[Data to examine]

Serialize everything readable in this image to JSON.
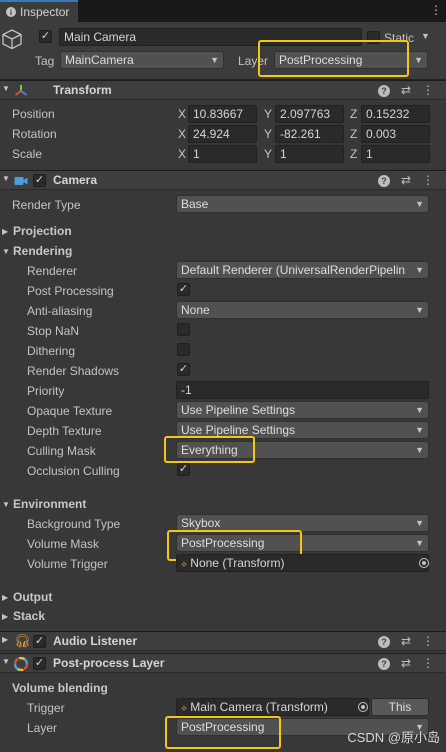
{
  "tab": {
    "title": "Inspector",
    "menu_icon": "kebab-menu-icon"
  },
  "object": {
    "name": "Main Camera",
    "active": true,
    "static_label": "Static",
    "tag_label": "Tag",
    "tag_value": "MainCamera",
    "layer_label": "Layer",
    "layer_value": "PostProcessing"
  },
  "transform": {
    "title": "Transform",
    "rows": [
      {
        "label": "Position",
        "x": "10.83667",
        "y": "2.097763",
        "z": "0.15232"
      },
      {
        "label": "Rotation",
        "x": "24.924",
        "y": "-82.261",
        "z": "0.003"
      },
      {
        "label": "Scale",
        "x": "1",
        "y": "1",
        "z": "1"
      }
    ],
    "axis_x": "X",
    "axis_y": "Y",
    "axis_z": "Z"
  },
  "camera": {
    "title": "Camera",
    "render_type_label": "Render Type",
    "render_type_value": "Base",
    "projection_label": "Projection",
    "rendering_label": "Rendering",
    "renderer_label": "Renderer",
    "renderer_value": "Default Renderer (UniversalRenderPipelin",
    "post_processing_label": "Post Processing",
    "anti_aliasing_label": "Anti-aliasing",
    "anti_aliasing_value": "None",
    "stop_nan_label": "Stop NaN",
    "dithering_label": "Dithering",
    "render_shadows_label": "Render Shadows",
    "priority_label": "Priority",
    "priority_value": "-1",
    "opaque_texture_label": "Opaque Texture",
    "opaque_texture_value": "Use Pipeline Settings",
    "depth_texture_label": "Depth Texture",
    "depth_texture_value": "Use Pipeline Settings",
    "culling_mask_label": "Culling Mask",
    "culling_mask_value": "Everything",
    "occlusion_culling_label": "Occlusion Culling",
    "environment_label": "Environment",
    "background_type_label": "Background Type",
    "background_type_value": "Skybox",
    "volume_mask_label": "Volume Mask",
    "volume_mask_value": "PostProcessing",
    "volume_trigger_label": "Volume Trigger",
    "volume_trigger_value": "None (Transform)",
    "output_label": "Output",
    "stack_label": "Stack"
  },
  "audio_listener": {
    "title": "Audio Listener"
  },
  "post_process_layer": {
    "title": "Post-process Layer",
    "volume_blending_label": "Volume blending",
    "trigger_label": "Trigger",
    "trigger_value": "Main Camera (Transform)",
    "this_button": "This",
    "layer_label": "Layer",
    "layer_value": "PostProcessing"
  },
  "watermark": "CSDN @原小岛",
  "colors": {
    "highlight": "#f5c518",
    "background": "#383838",
    "field": "#2a2a2a",
    "dropdown": "#515151"
  }
}
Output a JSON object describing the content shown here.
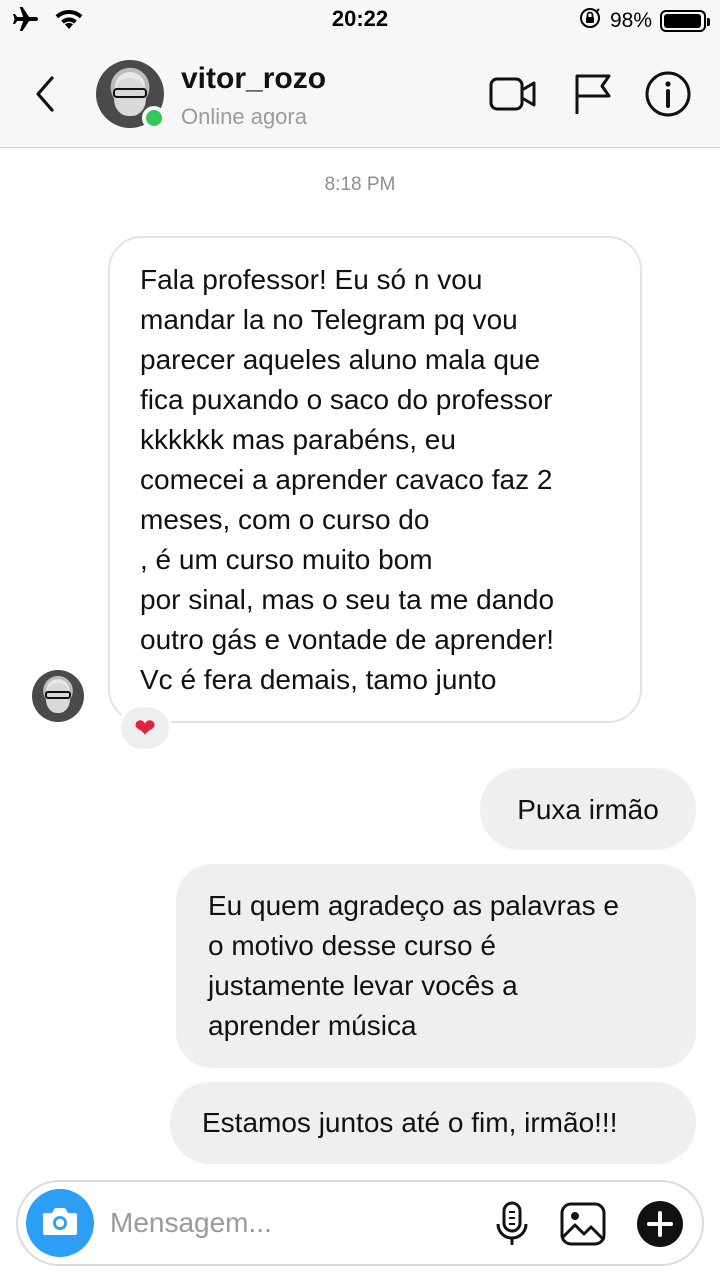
{
  "status_bar": {
    "time": "20:22",
    "battery_text": "98%",
    "battery_level": 0.98
  },
  "header": {
    "username": "vitor_rozo",
    "status": "Online agora"
  },
  "chat": {
    "timestamp": "8:18 PM",
    "incoming_message": "Fala professor! Eu só n vou\nmandar la no Telegram pq vou\nparecer aqueles aluno mala que\nfica puxando o saco do professor\nkkkkkk mas parabéns, eu\ncomecei a aprender cavaco faz 2\nmeses, com o curso do\n            , é um curso muito bom\npor sinal, mas o seu ta me dando\noutro gás e vontade de aprender!\nVc é fera demais, tamo junto",
    "reaction": "❤",
    "outgoing_messages": [
      "Puxa irmão",
      "Eu quem agradeço as palavras e\no motivo desse curso é\njustamente levar vocês a\naprender música",
      "Estamos juntos até o fim, irmão!!!"
    ]
  },
  "composer": {
    "placeholder": "Mensagem..."
  },
  "colors": {
    "online": "#35c759",
    "camera_button": "#2c9ef5",
    "reaction_heart": "#e0243b",
    "outgoing_bubble": "#efefef"
  },
  "icons": [
    "airplane-icon",
    "wifi-icon",
    "lock-rotation-icon",
    "battery-icon",
    "back-chevron-icon",
    "video-camera-icon",
    "flag-icon",
    "info-icon",
    "camera-icon",
    "microphone-icon",
    "gallery-icon",
    "plus-icon"
  ]
}
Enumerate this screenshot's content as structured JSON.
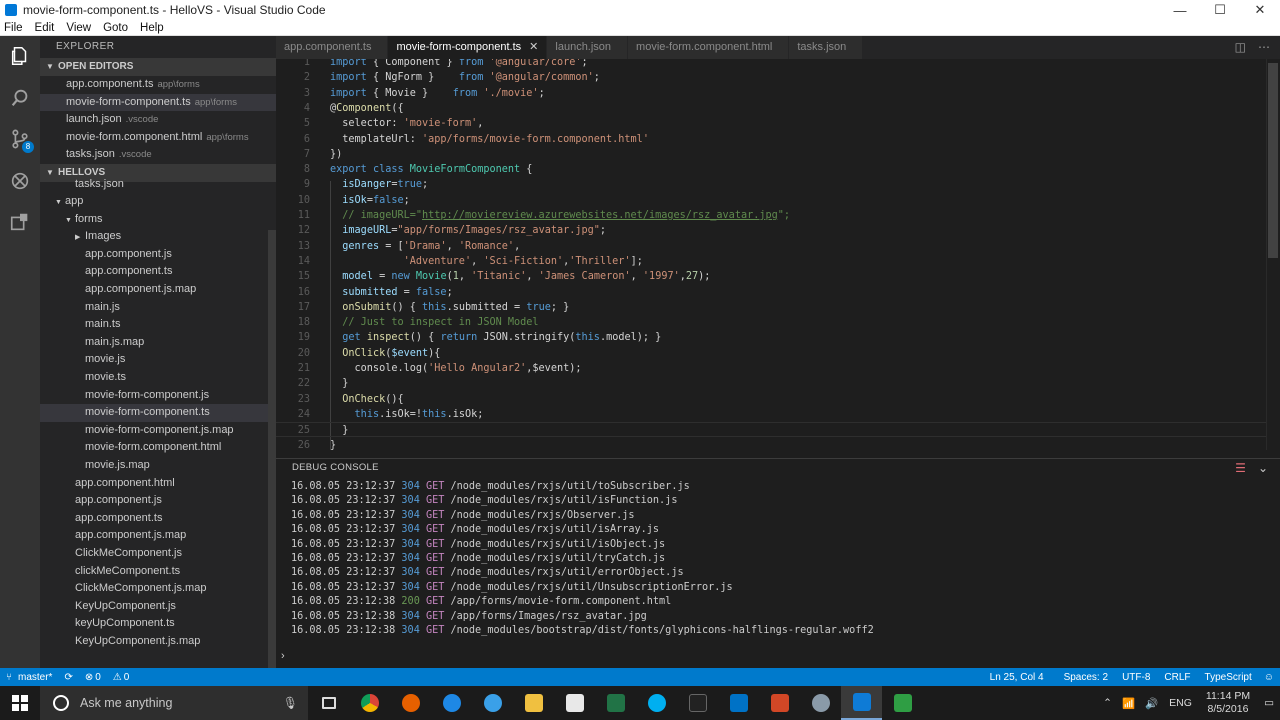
{
  "window": {
    "title": "movie-form-component.ts - HelloVS - Visual Studio Code",
    "minimize": "—",
    "maximize": "☐",
    "close": "✕"
  },
  "menu": [
    "File",
    "Edit",
    "View",
    "Goto",
    "Help"
  ],
  "activity": {
    "git_badge": "8"
  },
  "sidebar": {
    "title": "EXPLORER",
    "open_editors_label": "OPEN EDITORS",
    "open_editors": [
      {
        "name": "app.component.ts",
        "desc": "app\\forms"
      },
      {
        "name": "movie-form-component.ts",
        "desc": "app\\forms",
        "active": true
      },
      {
        "name": "launch.json",
        "desc": ".vscode"
      },
      {
        "name": "movie-form.component.html",
        "desc": "app\\forms"
      },
      {
        "name": "tasks.json",
        "desc": ".vscode"
      }
    ],
    "project_label": "HELLOVS",
    "tree": [
      {
        "name": "tasks.json",
        "depth": 2
      },
      {
        "name": "app",
        "depth": 1,
        "folder": "open"
      },
      {
        "name": "forms",
        "depth": 2,
        "folder": "open"
      },
      {
        "name": "Images",
        "depth": 3,
        "folder": "closed"
      },
      {
        "name": "app.component.js",
        "depth": 3
      },
      {
        "name": "app.component.ts",
        "depth": 3
      },
      {
        "name": "app.component.js.map",
        "depth": 3
      },
      {
        "name": "main.js",
        "depth": 3
      },
      {
        "name": "main.ts",
        "depth": 3
      },
      {
        "name": "main.js.map",
        "depth": 3
      },
      {
        "name": "movie.js",
        "depth": 3
      },
      {
        "name": "movie.ts",
        "depth": 3
      },
      {
        "name": "movie-form-component.js",
        "depth": 3
      },
      {
        "name": "movie-form-component.ts",
        "depth": 3,
        "active": true
      },
      {
        "name": "movie-form-component.js.map",
        "depth": 3
      },
      {
        "name": "movie-form.component.html",
        "depth": 3
      },
      {
        "name": "movie.js.map",
        "depth": 3
      },
      {
        "name": "app.component.html",
        "depth": 2
      },
      {
        "name": "app.component.js",
        "depth": 2
      },
      {
        "name": "app.component.ts",
        "depth": 2
      },
      {
        "name": "app.component.js.map",
        "depth": 2
      },
      {
        "name": "ClickMeComponent.js",
        "depth": 2
      },
      {
        "name": "clickMeComponent.ts",
        "depth": 2
      },
      {
        "name": "ClickMeComponent.js.map",
        "depth": 2
      },
      {
        "name": "KeyUpComponent.js",
        "depth": 2
      },
      {
        "name": "keyUpComponent.ts",
        "depth": 2
      },
      {
        "name": "KeyUpComponent.js.map",
        "depth": 2
      }
    ]
  },
  "tabs": [
    {
      "label": "app.component.ts"
    },
    {
      "label": "movie-form-component.ts",
      "active": true
    },
    {
      "label": "launch.json"
    },
    {
      "label": "movie-form.component.html"
    },
    {
      "label": "tasks.json"
    }
  ],
  "tab_close": "✕",
  "editor": {
    "lines": [
      {
        "n": 1,
        "tokens": [
          [
            "k",
            "import"
          ],
          [
            "p",
            " { Component } "
          ],
          [
            "k",
            "from"
          ],
          [
            "p",
            " "
          ],
          [
            "s",
            "'@angular/core'"
          ],
          [
            "p",
            ";"
          ]
        ]
      },
      {
        "n": 2,
        "tokens": [
          [
            "k",
            "import"
          ],
          [
            "p",
            " { NgForm }    "
          ],
          [
            "k",
            "from"
          ],
          [
            "p",
            " "
          ],
          [
            "s",
            "'@angular/common'"
          ],
          [
            "p",
            ";"
          ]
        ]
      },
      {
        "n": 3,
        "tokens": [
          [
            "k",
            "import"
          ],
          [
            "p",
            " { Movie }    "
          ],
          [
            "k",
            "from"
          ],
          [
            "p",
            " "
          ],
          [
            "s",
            "'./movie'"
          ],
          [
            "p",
            ";"
          ]
        ]
      },
      {
        "n": 4,
        "tokens": [
          [
            "p",
            "@"
          ],
          [
            "f",
            "Component"
          ],
          [
            "p",
            "({"
          ]
        ]
      },
      {
        "n": 5,
        "tokens": [
          [
            "p",
            "  selector: "
          ],
          [
            "s",
            "'movie-form'"
          ],
          [
            "p",
            ","
          ]
        ]
      },
      {
        "n": 6,
        "tokens": [
          [
            "p",
            "  templateUrl: "
          ],
          [
            "s",
            "'app/forms/movie-form.component.html'"
          ]
        ]
      },
      {
        "n": 7,
        "tokens": [
          [
            "p",
            "})"
          ]
        ]
      },
      {
        "n": 8,
        "tokens": [
          [
            "k",
            "export"
          ],
          [
            "p",
            " "
          ],
          [
            "k",
            "class"
          ],
          [
            "p",
            " "
          ],
          [
            "t",
            "MovieFormComponent"
          ],
          [
            "p",
            " {"
          ]
        ]
      },
      {
        "n": 9,
        "tokens": [
          [
            "p",
            "  "
          ],
          [
            "v",
            "isDanger"
          ],
          [
            "p",
            "="
          ],
          [
            "k",
            "true"
          ],
          [
            "p",
            ";"
          ]
        ]
      },
      {
        "n": 10,
        "tokens": [
          [
            "p",
            "  "
          ],
          [
            "v",
            "isOk"
          ],
          [
            "p",
            "="
          ],
          [
            "k",
            "false"
          ],
          [
            "p",
            ";"
          ]
        ]
      },
      {
        "n": 11,
        "tokens": [
          [
            "c",
            "  // imageURL=\""
          ],
          [
            "u",
            "http://moviereview.azurewebsites.net/images/rsz_avatar.jpg"
          ],
          [
            "c",
            "\";"
          ]
        ]
      },
      {
        "n": 12,
        "tokens": [
          [
            "p",
            "  "
          ],
          [
            "v",
            "imageURL"
          ],
          [
            "p",
            "="
          ],
          [
            "s",
            "\"app/forms/Images/rsz_avatar.jpg\""
          ],
          [
            "p",
            ";"
          ]
        ]
      },
      {
        "n": 13,
        "tokens": [
          [
            "p",
            "  "
          ],
          [
            "v",
            "genres"
          ],
          [
            "p",
            " = ["
          ],
          [
            "s",
            "'Drama'"
          ],
          [
            "p",
            ", "
          ],
          [
            "s",
            "'Romance'"
          ],
          [
            "p",
            ","
          ]
        ]
      },
      {
        "n": 14,
        "tokens": [
          [
            "p",
            "            "
          ],
          [
            "s",
            "'Adventure'"
          ],
          [
            "p",
            ", "
          ],
          [
            "s",
            "'Sci-Fiction'"
          ],
          [
            "p",
            ","
          ],
          [
            "s",
            "'Thriller'"
          ],
          [
            "p",
            "];"
          ]
        ]
      },
      {
        "n": 15,
        "tokens": [
          [
            "p",
            "  "
          ],
          [
            "v",
            "model"
          ],
          [
            "p",
            " = "
          ],
          [
            "k",
            "new"
          ],
          [
            "p",
            " "
          ],
          [
            "t",
            "Movie"
          ],
          [
            "p",
            "("
          ],
          [
            "n",
            "1"
          ],
          [
            "p",
            ", "
          ],
          [
            "s",
            "'Titanic'"
          ],
          [
            "p",
            ", "
          ],
          [
            "s",
            "'James Cameron'"
          ],
          [
            "p",
            ", "
          ],
          [
            "s",
            "'1997'"
          ],
          [
            "p",
            ","
          ],
          [
            "n",
            "27"
          ],
          [
            "p",
            ");"
          ]
        ]
      },
      {
        "n": 16,
        "tokens": [
          [
            "p",
            "  "
          ],
          [
            "v",
            "submitted"
          ],
          [
            "p",
            " = "
          ],
          [
            "k",
            "false"
          ],
          [
            "p",
            ";"
          ]
        ]
      },
      {
        "n": 17,
        "tokens": [
          [
            "p",
            "  "
          ],
          [
            "f",
            "onSubmit"
          ],
          [
            "p",
            "() { "
          ],
          [
            "k",
            "this"
          ],
          [
            "p",
            ".submitted = "
          ],
          [
            "k",
            "true"
          ],
          [
            "p",
            "; }"
          ]
        ]
      },
      {
        "n": 18,
        "tokens": [
          [
            "c",
            "  // Just to inspect in JSON Model"
          ]
        ]
      },
      {
        "n": 19,
        "tokens": [
          [
            "p",
            "  "
          ],
          [
            "k",
            "get"
          ],
          [
            "p",
            " "
          ],
          [
            "f",
            "inspect"
          ],
          [
            "p",
            "() { "
          ],
          [
            "k",
            "return"
          ],
          [
            "p",
            " JSON.stringify("
          ],
          [
            "k",
            "this"
          ],
          [
            "p",
            ".model); }"
          ]
        ]
      },
      {
        "n": 20,
        "tokens": [
          [
            "p",
            "  "
          ],
          [
            "f",
            "OnClick"
          ],
          [
            "p",
            "("
          ],
          [
            "v",
            "$event"
          ],
          [
            "p",
            "){"
          ]
        ]
      },
      {
        "n": 21,
        "tokens": [
          [
            "p",
            "    console.log("
          ],
          [
            "s",
            "'Hello Angular2'"
          ],
          [
            "p",
            ",$event);"
          ]
        ]
      },
      {
        "n": 22,
        "tokens": [
          [
            "p",
            "  }"
          ]
        ]
      },
      {
        "n": 23,
        "tokens": [
          [
            "p",
            "  "
          ],
          [
            "f",
            "OnCheck"
          ],
          [
            "p",
            "(){"
          ]
        ]
      },
      {
        "n": 24,
        "tokens": [
          [
            "p",
            "    "
          ],
          [
            "k",
            "this"
          ],
          [
            "p",
            ".isOk=!"
          ],
          [
            "k",
            "this"
          ],
          [
            "p",
            ".isOk;"
          ]
        ]
      },
      {
        "n": 25,
        "tokens": [
          [
            "p",
            "  }"
          ]
        ],
        "current": true
      },
      {
        "n": 26,
        "tokens": [
          [
            "p",
            "}"
          ]
        ]
      }
    ]
  },
  "panel": {
    "title": "DEBUG CONSOLE",
    "prompt": "›",
    "lines": [
      {
        "ts": "16.08.05 23:12:37",
        "status": "304",
        "method": "GET",
        "path": "/node_modules/rxjs/util/toSubscriber.js"
      },
      {
        "ts": "16.08.05 23:12:37",
        "status": "304",
        "method": "GET",
        "path": "/node_modules/rxjs/util/isFunction.js"
      },
      {
        "ts": "16.08.05 23:12:37",
        "status": "304",
        "method": "GET",
        "path": "/node_modules/rxjs/Observer.js"
      },
      {
        "ts": "16.08.05 23:12:37",
        "status": "304",
        "method": "GET",
        "path": "/node_modules/rxjs/util/isArray.js"
      },
      {
        "ts": "16.08.05 23:12:37",
        "status": "304",
        "method": "GET",
        "path": "/node_modules/rxjs/util/isObject.js"
      },
      {
        "ts": "16.08.05 23:12:37",
        "status": "304",
        "method": "GET",
        "path": "/node_modules/rxjs/util/tryCatch.js"
      },
      {
        "ts": "16.08.05 23:12:37",
        "status": "304",
        "method": "GET",
        "path": "/node_modules/rxjs/util/errorObject.js"
      },
      {
        "ts": "16.08.05 23:12:37",
        "status": "304",
        "method": "GET",
        "path": "/node_modules/rxjs/util/UnsubscriptionError.js"
      },
      {
        "ts": "16.08.05 23:12:38",
        "status": "200",
        "method": "GET",
        "path": "/app/forms/movie-form.component.html"
      },
      {
        "ts": "16.08.05 23:12:38",
        "status": "304",
        "method": "GET",
        "path": "/app/forms/Images/rsz_avatar.jpg"
      },
      {
        "ts": "16.08.05 23:12:38",
        "status": "304",
        "method": "GET",
        "path": "/node_modules/bootstrap/dist/fonts/glyphicons-halflings-regular.woff2"
      }
    ]
  },
  "status": {
    "branch": "master*",
    "errors": "0",
    "warnings": "0",
    "position": "Ln 25, Col 4",
    "spaces": "Spaces: 2",
    "encoding": "UTF-8",
    "eol": "CRLF",
    "language": "TypeScript",
    "smiley": "☺"
  },
  "taskbar": {
    "search_placeholder": "Ask me anything",
    "lang": "ENG",
    "time": "11:14 PM",
    "date": "8/5/2016"
  },
  "colors": {
    "accent": "#007acc",
    "editor_bg": "#1e1e1e",
    "sidebar_bg": "#252526",
    "activity_bg": "#333333"
  }
}
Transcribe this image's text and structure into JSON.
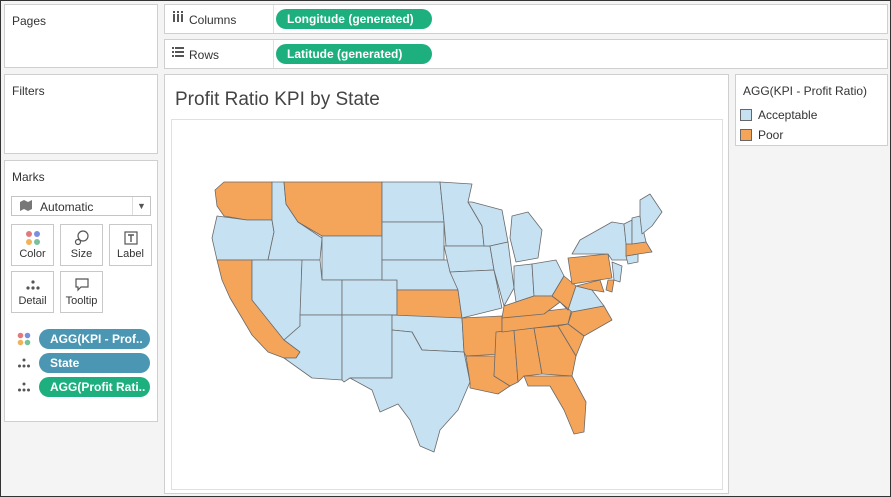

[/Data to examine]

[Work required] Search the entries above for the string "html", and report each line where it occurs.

[Written answer]
        "name": "movie-form.component.html",
        "name": "movie-form.component.html",
        "name": "app.component.html",
      "label": "movie-form.component.html"
            "'app/forms/movie-form.component.html'"
        "path": "/app/forms/movie-form.component.html"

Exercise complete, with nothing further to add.